Cutting Car Costs

Without a doubt Americans love their cars. The U.S. has the highest rate of car ownership in the world, with 779 vehicles for every 1,000 individuals — that’s more the 2 vehicles per household on average. As a result Americans also spend a large amount of money on automotive expenses. A study released in 2011 showed roughly 2 hours of work by an average American goes directly to pay car costs—that means of your 8-hour workday, the pay for ¼ of that time is used on your car. This makes cutting car costs a prime candidate for improving your finances.

Car expenses are also a big offender when it comes to putting people in debt. Besides unemployment or unexpected healthcare costs, purchasing a car that’s beyond your means is one of the number on reasons people give for facing financial trouble. If you’ve gotten into trouble with car costs that are simply too high for your budget, please call .

 

Tip #1: Keep your car payments affordable
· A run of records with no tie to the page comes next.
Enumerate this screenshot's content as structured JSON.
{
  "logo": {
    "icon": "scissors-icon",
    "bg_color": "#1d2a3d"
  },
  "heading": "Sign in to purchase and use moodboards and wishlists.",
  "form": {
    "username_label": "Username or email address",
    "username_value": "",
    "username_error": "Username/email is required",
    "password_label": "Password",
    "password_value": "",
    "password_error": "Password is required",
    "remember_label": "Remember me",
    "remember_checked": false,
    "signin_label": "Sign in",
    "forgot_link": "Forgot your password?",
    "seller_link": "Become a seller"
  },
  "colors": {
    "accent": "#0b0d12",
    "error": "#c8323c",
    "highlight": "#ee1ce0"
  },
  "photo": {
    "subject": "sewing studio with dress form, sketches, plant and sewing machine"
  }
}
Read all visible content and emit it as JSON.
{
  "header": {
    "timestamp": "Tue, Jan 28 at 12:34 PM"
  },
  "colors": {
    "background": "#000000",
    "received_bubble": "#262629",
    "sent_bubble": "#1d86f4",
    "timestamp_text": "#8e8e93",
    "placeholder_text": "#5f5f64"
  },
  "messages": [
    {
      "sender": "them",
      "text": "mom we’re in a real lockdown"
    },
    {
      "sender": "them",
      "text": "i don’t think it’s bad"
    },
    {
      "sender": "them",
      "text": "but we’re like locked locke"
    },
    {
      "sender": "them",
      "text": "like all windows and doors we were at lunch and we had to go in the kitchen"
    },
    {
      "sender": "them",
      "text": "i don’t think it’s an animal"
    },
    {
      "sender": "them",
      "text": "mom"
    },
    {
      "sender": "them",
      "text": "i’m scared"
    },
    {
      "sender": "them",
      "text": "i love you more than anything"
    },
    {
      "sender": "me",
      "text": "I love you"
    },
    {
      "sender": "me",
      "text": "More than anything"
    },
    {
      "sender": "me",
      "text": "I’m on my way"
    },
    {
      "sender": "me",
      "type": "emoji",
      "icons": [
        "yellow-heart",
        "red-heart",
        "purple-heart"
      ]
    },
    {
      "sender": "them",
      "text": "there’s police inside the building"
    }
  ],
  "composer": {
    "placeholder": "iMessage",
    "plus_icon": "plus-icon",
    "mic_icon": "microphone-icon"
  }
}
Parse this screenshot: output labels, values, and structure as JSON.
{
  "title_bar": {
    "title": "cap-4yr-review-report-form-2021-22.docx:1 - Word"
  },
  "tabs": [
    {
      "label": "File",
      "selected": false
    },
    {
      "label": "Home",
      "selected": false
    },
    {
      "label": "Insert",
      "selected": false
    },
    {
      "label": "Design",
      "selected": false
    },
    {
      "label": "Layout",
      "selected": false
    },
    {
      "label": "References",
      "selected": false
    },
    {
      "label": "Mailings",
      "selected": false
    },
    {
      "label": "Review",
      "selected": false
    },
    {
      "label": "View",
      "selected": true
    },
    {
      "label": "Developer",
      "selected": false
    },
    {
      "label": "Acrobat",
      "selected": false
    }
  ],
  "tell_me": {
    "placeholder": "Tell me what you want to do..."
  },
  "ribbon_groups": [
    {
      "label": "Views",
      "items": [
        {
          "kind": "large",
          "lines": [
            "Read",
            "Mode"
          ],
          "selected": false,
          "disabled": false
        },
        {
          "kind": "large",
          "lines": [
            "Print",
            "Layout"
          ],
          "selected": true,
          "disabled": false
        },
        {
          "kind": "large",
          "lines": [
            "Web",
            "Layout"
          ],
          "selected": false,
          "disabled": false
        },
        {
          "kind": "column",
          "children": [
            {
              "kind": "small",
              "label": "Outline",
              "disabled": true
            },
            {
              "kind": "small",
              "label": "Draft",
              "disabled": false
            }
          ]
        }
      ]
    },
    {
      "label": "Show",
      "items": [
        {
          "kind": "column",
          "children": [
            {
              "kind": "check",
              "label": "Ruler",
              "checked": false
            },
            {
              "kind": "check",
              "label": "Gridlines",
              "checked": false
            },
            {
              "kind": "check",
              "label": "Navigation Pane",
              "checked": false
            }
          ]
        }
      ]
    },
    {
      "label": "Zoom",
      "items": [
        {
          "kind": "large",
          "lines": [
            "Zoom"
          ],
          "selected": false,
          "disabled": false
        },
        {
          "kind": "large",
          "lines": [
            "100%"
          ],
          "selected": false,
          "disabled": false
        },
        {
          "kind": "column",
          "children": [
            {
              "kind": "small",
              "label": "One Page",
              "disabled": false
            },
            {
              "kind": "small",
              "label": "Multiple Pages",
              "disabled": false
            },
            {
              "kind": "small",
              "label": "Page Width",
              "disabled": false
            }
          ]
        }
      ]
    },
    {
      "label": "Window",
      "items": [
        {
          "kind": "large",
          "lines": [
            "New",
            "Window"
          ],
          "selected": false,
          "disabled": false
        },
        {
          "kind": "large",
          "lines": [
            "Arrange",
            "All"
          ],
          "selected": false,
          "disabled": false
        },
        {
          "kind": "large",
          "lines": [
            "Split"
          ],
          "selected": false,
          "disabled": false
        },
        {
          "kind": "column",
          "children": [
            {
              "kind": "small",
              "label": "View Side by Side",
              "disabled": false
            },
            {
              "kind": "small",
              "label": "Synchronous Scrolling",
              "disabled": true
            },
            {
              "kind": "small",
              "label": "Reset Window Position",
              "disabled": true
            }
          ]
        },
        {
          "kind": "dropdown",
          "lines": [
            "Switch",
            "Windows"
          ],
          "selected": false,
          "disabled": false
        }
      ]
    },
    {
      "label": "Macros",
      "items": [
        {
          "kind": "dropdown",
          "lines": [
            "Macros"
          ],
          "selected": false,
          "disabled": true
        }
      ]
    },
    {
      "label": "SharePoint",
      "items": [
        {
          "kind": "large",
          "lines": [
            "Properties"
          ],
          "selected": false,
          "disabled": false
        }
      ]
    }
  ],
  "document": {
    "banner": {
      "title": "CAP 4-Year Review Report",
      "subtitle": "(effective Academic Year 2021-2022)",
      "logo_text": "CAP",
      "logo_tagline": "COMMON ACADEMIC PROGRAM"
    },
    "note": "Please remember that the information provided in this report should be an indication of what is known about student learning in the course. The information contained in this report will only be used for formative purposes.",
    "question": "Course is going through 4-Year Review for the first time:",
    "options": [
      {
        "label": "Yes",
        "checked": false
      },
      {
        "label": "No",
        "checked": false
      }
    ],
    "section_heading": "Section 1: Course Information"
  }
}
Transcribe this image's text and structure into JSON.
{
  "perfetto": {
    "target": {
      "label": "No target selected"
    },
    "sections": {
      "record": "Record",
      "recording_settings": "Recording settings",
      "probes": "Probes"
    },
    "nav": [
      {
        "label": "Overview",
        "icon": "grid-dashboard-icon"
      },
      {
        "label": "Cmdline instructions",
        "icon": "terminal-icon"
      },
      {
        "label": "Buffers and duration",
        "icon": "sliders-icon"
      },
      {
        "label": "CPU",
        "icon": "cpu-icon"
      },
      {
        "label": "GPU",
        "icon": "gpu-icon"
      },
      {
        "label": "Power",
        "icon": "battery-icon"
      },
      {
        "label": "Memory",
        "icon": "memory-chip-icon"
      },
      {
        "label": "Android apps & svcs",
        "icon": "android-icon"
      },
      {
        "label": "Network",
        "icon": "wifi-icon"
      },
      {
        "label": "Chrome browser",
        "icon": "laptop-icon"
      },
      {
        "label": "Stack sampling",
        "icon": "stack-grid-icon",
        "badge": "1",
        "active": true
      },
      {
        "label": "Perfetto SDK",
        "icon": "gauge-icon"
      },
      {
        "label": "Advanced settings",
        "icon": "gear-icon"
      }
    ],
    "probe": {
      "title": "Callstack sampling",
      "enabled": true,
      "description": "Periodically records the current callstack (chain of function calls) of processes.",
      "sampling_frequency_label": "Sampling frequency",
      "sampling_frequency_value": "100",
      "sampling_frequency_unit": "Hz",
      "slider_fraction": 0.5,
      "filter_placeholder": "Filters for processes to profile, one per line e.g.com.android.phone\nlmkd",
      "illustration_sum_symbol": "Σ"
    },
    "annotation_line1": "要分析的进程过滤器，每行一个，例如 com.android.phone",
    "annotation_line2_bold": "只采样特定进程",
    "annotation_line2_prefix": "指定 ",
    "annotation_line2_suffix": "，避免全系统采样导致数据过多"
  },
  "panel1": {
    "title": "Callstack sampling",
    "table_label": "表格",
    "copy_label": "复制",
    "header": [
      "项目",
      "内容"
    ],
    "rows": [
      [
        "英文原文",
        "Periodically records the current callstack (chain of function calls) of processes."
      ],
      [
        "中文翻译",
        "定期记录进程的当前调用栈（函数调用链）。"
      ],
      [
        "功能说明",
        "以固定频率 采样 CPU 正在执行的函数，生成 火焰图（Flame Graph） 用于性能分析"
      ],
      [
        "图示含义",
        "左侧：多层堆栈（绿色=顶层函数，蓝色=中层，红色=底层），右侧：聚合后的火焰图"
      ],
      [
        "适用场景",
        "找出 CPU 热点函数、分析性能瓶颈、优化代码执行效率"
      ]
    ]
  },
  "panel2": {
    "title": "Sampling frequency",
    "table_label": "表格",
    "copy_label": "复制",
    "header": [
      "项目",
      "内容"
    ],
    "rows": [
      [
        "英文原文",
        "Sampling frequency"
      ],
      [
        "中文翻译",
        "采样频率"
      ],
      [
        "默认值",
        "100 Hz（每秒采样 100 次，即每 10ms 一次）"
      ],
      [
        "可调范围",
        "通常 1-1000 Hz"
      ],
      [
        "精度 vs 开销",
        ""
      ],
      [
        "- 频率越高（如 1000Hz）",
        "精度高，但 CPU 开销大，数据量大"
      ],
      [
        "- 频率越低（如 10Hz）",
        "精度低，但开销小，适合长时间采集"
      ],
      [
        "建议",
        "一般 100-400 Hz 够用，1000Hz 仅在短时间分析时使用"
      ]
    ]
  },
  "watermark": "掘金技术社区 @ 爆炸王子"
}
The first place to look when you want to cut car costs is at your car, itself. Consider these tips to help cut car costs to ensure you’re driving within the lines of your budget:

  • Buy within your budget. With all the sleek designs and the slick marketing you see today, it’s no wonder so many people spend more than they should on their cars, but overspending for a car you don’t need is a really easy way to end up in debt. Always calculate your monthly car payments before you buy to ensure they’re within a good range for your monthly finances.
  • Downsize when possible. If you bought beyond your means or your transportation needs have changed, downsize to a smaller and/or more affordable car. Pickups and SUVs typically cost more in gas, so keeping one of these autos when you don’t need the hauling or towing capacity is simply wasting money. The same is true if you had a people mover for all the kids, but they’re either grown or out of your house.
  • Refinance for a better deal. Particularly if you’ve made all your payments on time and have a good credit score, you may be able to refinance your car loan to get a better rate and a reduced monthly payment. Also make sure to check your credit report before you buy to make sure any discrepancies aren’t affecting your credit rating.

 

Tip #2: Don’t overpay for insurance

A survey by a major automotive insurance company found 1 in 3 drivers doesn’t know the cost of their insurance. As you can see from constant commercials and advertising, you can save hundreds of dollars on car insurance costs by having the right policy. The important thing is to make sure you’re covered for what you need and paying only as much as you need to:

  • Pay for what you need. Don’t scrimp on coverage, as this can lead to big expenses if you have an accident and aren’t covered for something. However, you also don’t want to pay for services you don’t need. For instance, if your car is old and not worth very much in resale value, you may not need collision coverage because you’re not going to really get anything back even with the coverage if you have a wreck.
  • Shop around. Like your health insurance, car insurance is something you should shop around for on a regular basis. Look online, talk to friends and family, and compare rates often to make sure you have the best deal for the service you need.
  • Reduce cost with good driving habits. Good drivers spend less on insurance. Insurance rates can go up as much as 25% just for speeding tickets. Driving safe makes you less likely to get in a costly accident, too.

 

Tip #3: Get the most out of gas costs

Gas prices are constantly fluctuating for any number of reasons—from weather to political upheaval. While you can’t fix gas prices, you can improve your expenses on gas by using the following money-saving tips:

  • Check your tires. Driving with the appropriate amount of air in your tires improves gas mileage, which in turn reduces fuel costs. Check the manufacturer’s recommendation for the tire pressure for your specific car, rather than what’s indicated on the tire.
  • Don’t waste gas while driving. From revving your engine and wasting gas on RPMs to driving around with heavy clutter in your trunk, often you can improve gas mileage to reduce fuel costs by driving slower, changing gears at lower RPMs, emptying your car of clutter, and keeping the windows rolled up to reduce drag.
  • Open windows versus A/C. Both air conditioning and keeping your windows open will reduce your gas mileage, but going to work drenched in sweat really isn’t an option either. When you are driving faster, like on the highway, keeping the windows up and using the A/C for cooling is more cost efficient; however, in city driving at lower speeds is usually more cost efficient with the windows down and the A/C off.
  • Don’t waste gas looking for good gas prices. People who want to save often spend miles worth of gas either driving around to find the best price or out of their way to get it. Wasting gas to get the best price may actually be costing you more.

 

Tip #4: Reduce repair costs

Getting proper regular maintenance on your car can save you big by avoiding unnecessary breakdowns and issues as your car gets older. Check your owner’s manual to find the recommended maintenance schedule for your car and stick to it. You will improve your fuel efficiency, reduce repair costs, make your car last longer, and even get a better resale value when you decide to purchase something new.

In addition, make sure you’re not overpaying for repairs or service. Always check the Better Business Bureau to make sure you take your car to a reputable repair shops and check Consumer Reports to see where you can find the best value in both dealership repair and independent repair shop.